Has the saga of the Russian Mistrals finally entered its next chapter?
Reports earlier this week indicated that France had lined up a deal to sell the two amphibious assault ships to the Egyptian government. Rumors suggest that Gulf states, and in particular the United Arab Emirates, helped finance the deal. Assuming that the ships remain in Egypt and aren’t flipped to Russia (or another destination) in the next few years, the sale has a few implications for maritime affairs in East Asia.
First, the ships apparently won’t end up in Asia, where the Mistrals could have contributed to maritime security, disaster relief, and active military operations. One of the more plausible reports regarding their eventual disposition involved Malaysia, one of the limited number of countries with sufficient interest and financial wherewithal to make a deal happen. Given the stronger defense cooperation between France and India in recent years, the Indian Navy also represented a potential target.
The direct impact on Asia comes in the form of enhanced regional stability. Mistrals, assuming they are well-maintained, will give the Egyptian Navy the ability to monitor and manage its littoral in both the Red Sea and the Mediterranean. This will enhance maritime security, helping to ensure that trade destined for Asian ports remains safe. Given that the Indian, Chinese, and Japanese navies have all deployed to the Indian Ocean in counter-piracy and rescue operations, the Mistrals will make a welcome contribution.
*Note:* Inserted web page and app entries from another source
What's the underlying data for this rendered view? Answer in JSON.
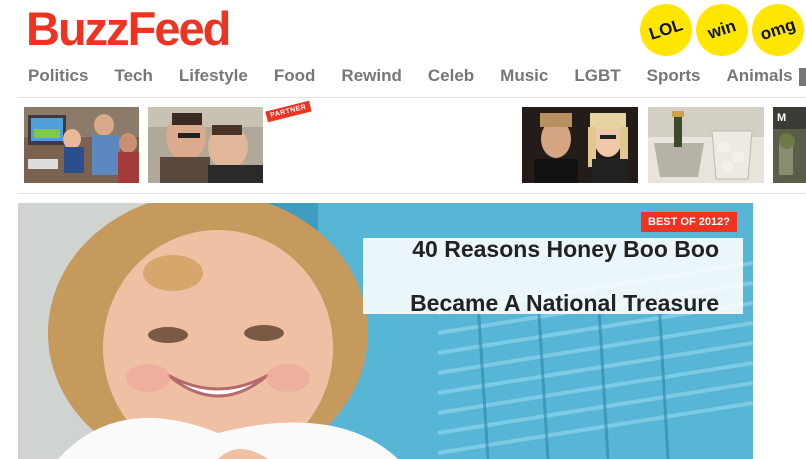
{
  "header": {
    "logo": "BuzzFeed",
    "badges": [
      "LOL",
      "win",
      "omg"
    ],
    "badge_color": "#ffe600",
    "brand_color": "#ee3322"
  },
  "nav": {
    "items": [
      "Politics",
      "Tech",
      "Lifestyle",
      "Food",
      "Rewind",
      "Celeb",
      "Music",
      "LGBT",
      "Sports",
      "Animals"
    ]
  },
  "featured": {
    "partner_label": "PARTNER"
  },
  "hero": {
    "tag": "BEST OF 2012?",
    "title_line1": "40 Reasons Honey Boo Boo",
    "title_line2": "Became A National Treasure"
  },
  "icons": [
    "video-game-kids-thumbnail",
    "kissing-couple-thumbnail",
    "celebrity-couple-thumbnail",
    "champagne-thumbnail",
    "party-thumbnail",
    "smiling-child-hero-image"
  ]
}
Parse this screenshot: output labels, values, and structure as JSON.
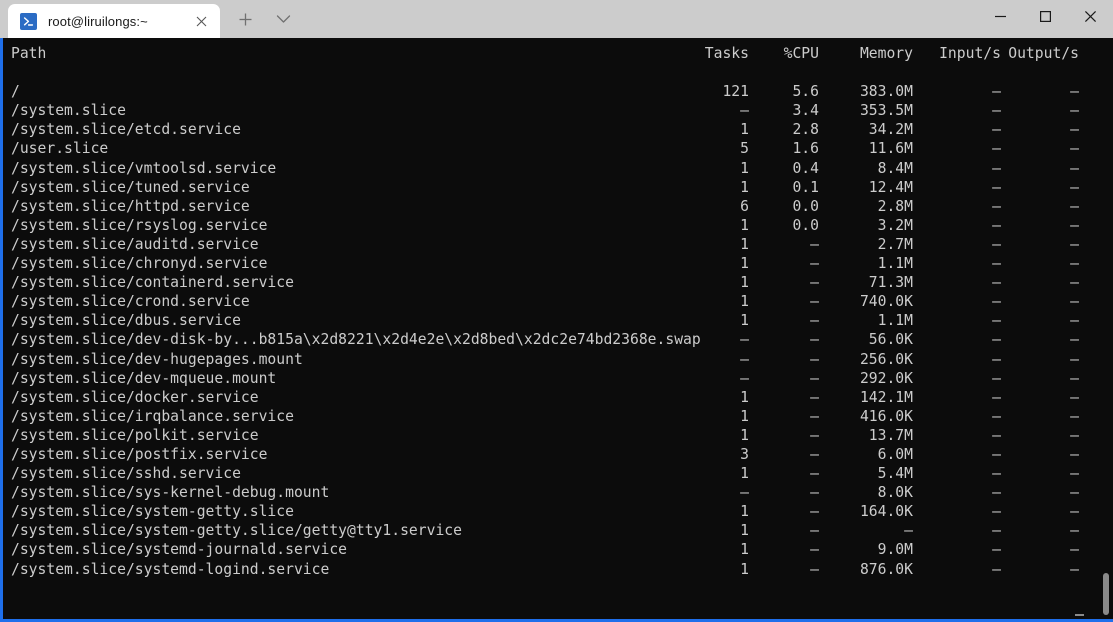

“Well-maintained” remains a significant caveat, however. We have plentiful examples of states like Egypt, which lack a long naval tradition, or much experience with large ships, struggling to keep modern, complex warships in service; Thailand’s aircraft carrier, for example, rarely leaves port. Indeed, at this point it’s unclear when Egypt will be able to put the ships into service. Egyptian navy personnel will require considerable assistance both from France and Russia, the latter because of the Russian origin of many of the subsystems on board the ships. Although the circumstances of this deal heavily favor Russian dealers, China might eventually play some role in supplying subsystems for the Mistrals.
For the last decade and a half, the area between Suez and India’s littoral has become a global maritime responsibility. Pirates operating out of Somalia made the region dangerous, precipitating an international effort. While some of the more notable states of the Middle East contributed to this effort, the Mistrals will give Egypt a much more impressive capability to bridge that gap.